Last, but not least, is Syria.  We are faced with a rapidly escalating war in the most volatile region in the world in which innocent women and children are being gassed and which has a realistic potential of escalating into a direct confrontation between the US and Russia.  Most of us would agree that the use of chemical weapons is intolerable, but there is disagreement as to what to do about it.  Some even doubt that Assad was the perpetrator.  The choices appear to be (1) do nothing, it’s not our fight; or (2) retaliate with bombardment or some other military or economic action of varying severity.  There are plusses and minuses and room for legitimate debate regarding any action or non-action.

Anyway you slice it, however, Cohen and Syria are far more significant than Daniels and yet until yesterday had been receiving far less media coverage.  The Cohen matter chips away at the constitutionally-guaranteed civil rights of ALL of us, and the Syria situation has the potential to bring us closer to nuclear war that at any time since the 1961 Cuban Missile Crisis.  (It would not surprise me if half of Americans do not even know where Syria is.)


Last night the US carried out a targeted, surgical strike against various of Syria’s chemical weapons facilities.  Mr. Trump acted in the best way he could under the circumstances..
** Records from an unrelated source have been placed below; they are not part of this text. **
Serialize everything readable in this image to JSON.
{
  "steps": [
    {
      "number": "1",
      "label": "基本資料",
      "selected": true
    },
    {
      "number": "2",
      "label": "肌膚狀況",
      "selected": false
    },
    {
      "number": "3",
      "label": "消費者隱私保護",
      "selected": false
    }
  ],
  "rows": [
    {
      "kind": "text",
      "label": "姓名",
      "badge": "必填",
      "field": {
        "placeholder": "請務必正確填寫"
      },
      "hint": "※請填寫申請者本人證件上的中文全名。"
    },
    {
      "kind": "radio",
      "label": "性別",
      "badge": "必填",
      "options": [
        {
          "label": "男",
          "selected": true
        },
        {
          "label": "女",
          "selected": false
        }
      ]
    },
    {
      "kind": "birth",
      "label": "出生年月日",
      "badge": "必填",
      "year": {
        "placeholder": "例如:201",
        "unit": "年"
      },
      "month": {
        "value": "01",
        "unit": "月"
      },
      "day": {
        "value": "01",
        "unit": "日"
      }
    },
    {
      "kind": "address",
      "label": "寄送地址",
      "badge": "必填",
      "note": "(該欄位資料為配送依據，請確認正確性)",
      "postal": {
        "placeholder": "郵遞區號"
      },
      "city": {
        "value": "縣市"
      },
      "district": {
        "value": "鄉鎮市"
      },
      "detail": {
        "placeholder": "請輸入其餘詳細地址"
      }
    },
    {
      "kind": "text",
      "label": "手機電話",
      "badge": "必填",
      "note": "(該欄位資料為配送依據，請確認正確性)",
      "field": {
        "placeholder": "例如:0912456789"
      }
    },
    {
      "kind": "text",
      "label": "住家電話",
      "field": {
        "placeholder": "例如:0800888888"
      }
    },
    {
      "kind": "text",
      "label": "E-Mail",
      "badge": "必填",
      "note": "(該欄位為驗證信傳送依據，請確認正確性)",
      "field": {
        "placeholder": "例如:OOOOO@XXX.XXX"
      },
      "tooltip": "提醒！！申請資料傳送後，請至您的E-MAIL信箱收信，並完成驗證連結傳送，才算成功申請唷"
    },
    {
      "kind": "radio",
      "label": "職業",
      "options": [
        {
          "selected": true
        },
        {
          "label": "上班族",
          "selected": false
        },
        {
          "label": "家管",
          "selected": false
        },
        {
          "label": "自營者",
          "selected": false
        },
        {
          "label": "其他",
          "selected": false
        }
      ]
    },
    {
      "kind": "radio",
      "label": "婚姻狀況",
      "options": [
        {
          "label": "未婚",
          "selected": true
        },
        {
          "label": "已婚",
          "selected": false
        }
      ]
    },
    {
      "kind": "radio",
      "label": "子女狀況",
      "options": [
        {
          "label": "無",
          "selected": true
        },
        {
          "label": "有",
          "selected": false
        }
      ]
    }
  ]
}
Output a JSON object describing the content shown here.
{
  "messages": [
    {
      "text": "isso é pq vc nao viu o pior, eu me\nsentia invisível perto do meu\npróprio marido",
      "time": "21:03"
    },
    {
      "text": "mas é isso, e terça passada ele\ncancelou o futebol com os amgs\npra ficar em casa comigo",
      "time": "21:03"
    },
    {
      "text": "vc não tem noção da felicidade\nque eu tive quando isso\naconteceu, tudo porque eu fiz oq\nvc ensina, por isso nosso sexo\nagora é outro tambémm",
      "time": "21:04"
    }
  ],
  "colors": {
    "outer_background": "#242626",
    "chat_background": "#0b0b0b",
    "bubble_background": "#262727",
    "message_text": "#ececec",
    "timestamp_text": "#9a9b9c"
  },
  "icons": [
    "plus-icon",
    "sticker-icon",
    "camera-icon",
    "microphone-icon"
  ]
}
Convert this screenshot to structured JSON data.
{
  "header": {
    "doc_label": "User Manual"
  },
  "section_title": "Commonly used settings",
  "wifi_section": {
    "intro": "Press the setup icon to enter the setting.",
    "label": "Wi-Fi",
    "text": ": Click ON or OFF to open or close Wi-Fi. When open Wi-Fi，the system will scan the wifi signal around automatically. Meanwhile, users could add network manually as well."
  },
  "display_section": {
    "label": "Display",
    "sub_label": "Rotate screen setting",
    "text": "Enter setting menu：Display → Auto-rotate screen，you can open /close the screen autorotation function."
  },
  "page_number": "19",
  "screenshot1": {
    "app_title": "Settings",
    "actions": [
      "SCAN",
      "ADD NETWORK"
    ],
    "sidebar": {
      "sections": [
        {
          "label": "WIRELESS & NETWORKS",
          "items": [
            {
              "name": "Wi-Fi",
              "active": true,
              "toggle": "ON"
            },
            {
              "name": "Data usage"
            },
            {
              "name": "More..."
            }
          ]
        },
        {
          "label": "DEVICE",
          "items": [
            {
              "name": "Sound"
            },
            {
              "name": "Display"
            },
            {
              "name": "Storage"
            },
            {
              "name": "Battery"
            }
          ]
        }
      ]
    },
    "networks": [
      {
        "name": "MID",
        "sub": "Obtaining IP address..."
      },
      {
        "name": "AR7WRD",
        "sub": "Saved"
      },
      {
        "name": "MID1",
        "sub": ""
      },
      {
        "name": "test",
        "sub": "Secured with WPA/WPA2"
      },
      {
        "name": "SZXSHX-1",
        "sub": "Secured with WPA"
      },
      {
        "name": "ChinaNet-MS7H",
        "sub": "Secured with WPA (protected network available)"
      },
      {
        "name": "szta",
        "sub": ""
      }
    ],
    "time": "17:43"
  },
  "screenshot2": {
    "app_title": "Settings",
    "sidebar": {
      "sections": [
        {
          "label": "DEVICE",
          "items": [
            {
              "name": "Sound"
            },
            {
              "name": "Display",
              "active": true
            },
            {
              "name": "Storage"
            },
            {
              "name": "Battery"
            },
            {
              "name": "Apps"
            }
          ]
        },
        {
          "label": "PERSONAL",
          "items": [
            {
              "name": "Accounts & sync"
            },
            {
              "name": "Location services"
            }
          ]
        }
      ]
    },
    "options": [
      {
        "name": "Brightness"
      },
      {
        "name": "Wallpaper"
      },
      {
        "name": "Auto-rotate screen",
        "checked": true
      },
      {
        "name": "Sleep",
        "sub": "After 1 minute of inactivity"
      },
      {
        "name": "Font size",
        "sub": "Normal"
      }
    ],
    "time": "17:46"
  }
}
  1. He made sure he had the moral high ground.
  2. It was a surgical, targeted strike with no or minimal collateral damage.
  3. He acted with the concurrence of our European and Middle East allies.
  4. It was not a solo action.  Other countries, such as the UK and France actively participated.
  5. He sent the best message to Assad and others of his ilk that certain heinous actions will not be tolerated.
  6. Now, we await Russia’s response and hope that cooler heads prevail.
  7. The situation is very fluid.  Stay tuned.